> Work order
I need all the entries repeated exactly as written.

[Dataset rows for apps and sites]
···

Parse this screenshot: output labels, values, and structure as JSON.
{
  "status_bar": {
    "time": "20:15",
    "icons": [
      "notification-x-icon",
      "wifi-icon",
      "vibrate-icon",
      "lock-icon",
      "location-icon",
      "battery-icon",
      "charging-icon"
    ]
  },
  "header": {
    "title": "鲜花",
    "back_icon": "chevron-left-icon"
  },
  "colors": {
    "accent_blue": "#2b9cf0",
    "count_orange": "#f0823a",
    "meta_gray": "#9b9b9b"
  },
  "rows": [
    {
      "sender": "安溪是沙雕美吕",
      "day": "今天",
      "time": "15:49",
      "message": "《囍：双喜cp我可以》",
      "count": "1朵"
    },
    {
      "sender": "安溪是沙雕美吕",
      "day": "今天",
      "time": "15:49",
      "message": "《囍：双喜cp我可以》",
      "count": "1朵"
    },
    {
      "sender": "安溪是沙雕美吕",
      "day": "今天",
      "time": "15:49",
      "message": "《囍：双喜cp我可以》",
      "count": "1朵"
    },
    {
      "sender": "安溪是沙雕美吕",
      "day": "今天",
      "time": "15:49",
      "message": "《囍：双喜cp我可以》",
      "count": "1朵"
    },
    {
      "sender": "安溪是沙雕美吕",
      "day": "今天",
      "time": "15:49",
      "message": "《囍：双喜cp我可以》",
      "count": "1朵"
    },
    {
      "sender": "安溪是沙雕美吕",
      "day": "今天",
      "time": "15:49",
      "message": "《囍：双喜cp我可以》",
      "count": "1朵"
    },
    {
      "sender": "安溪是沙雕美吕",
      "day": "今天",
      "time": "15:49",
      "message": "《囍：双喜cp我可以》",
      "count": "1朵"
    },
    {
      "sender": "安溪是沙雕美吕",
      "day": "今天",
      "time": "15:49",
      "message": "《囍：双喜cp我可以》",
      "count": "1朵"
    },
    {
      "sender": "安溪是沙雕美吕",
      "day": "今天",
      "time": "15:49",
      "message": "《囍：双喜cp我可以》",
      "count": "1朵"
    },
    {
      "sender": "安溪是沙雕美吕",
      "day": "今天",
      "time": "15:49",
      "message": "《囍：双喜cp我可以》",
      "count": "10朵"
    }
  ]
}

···

> Problem solution
Parse this screenshot: output labels, values, and structure as JSON.
{
  "status_bar": {
    "time": "20:15",
    "icons": [
      "notification-x-icon",
      "wifi-icon",
      "vibrate-icon",
      "lock-icon",
      "location-icon",
      "battery-icon",
      "charging-icon"
    ]
  },
  "header": {
    "title": "鲜花",
    "back_icon": "chevron-left-icon"
  },
  "colors": {
    "accent_blue": "#2b9cf0",
    "count_orange": "#f0823a",
    "meta_gray": "#9b9b9b"
  },
  "rows": [
    {
      "sender": "安溪是沙雕美吕",
      "day": "今天",
      "time": "15:49",
      "message": "《囍：双喜cp我可以》",
      "count": "1朵"
    },
    {
      "sender": "安溪是沙雕美吕",
      "day": "今天",
      "time": "15:49",
      "message": "《囍：双喜cp我可以》",
      "count": "1朵"
    },
    {
      "sender": "安溪是沙雕美吕",
      "day": "今天",
      "time": "15:49",
      "message": "《囍：双喜cp我可以》",
      "count": "1朵"
    },
    {
      "sender": "安溪是沙雕美吕",
      "day": "今天",
      "time": "15:49",
      "message": "《囍：双喜cp我可以》",
      "count": "1朵"
    },
    {
      "sender": "安溪是沙雕美吕",
      "day": "今天",
      "time": "15:49",
      "message": "《囍：双喜cp我可以》",
      "count": "1朵"
    },
    {
      "sender": "安溪是沙雕美吕",
      "day": "今天",
      "time": "15:49",
      "message": "《囍：双喜cp我可以》",
      "count": "1朵"
    },
    {
      "sender": "安溪是沙雕美吕",
      "day": "今天",
      "time": "15:49",
      "message": "《囍：双喜cp我可以》",
      "count": "1朵"
    },
    {
      "sender": "安溪是沙雕美吕",
      "day": "今天",
      "time": "15:49",
      "message": "《囍：双喜cp我可以》",
      "count": "1朵"
    },
    {
      "sender": "安溪是沙雕美吕",
      "day": "今天",
      "time": "15:49",
      "message": "《囍：双喜cp我可以》",
      "count": "1朵"
    },
    {
      "sender": "安溪是沙雕美吕",
      "day": "今天",
      "time": "15:49",
      "message": "《囍：双喜cp我可以》",
      "count": "10朵"
    }
  ]
}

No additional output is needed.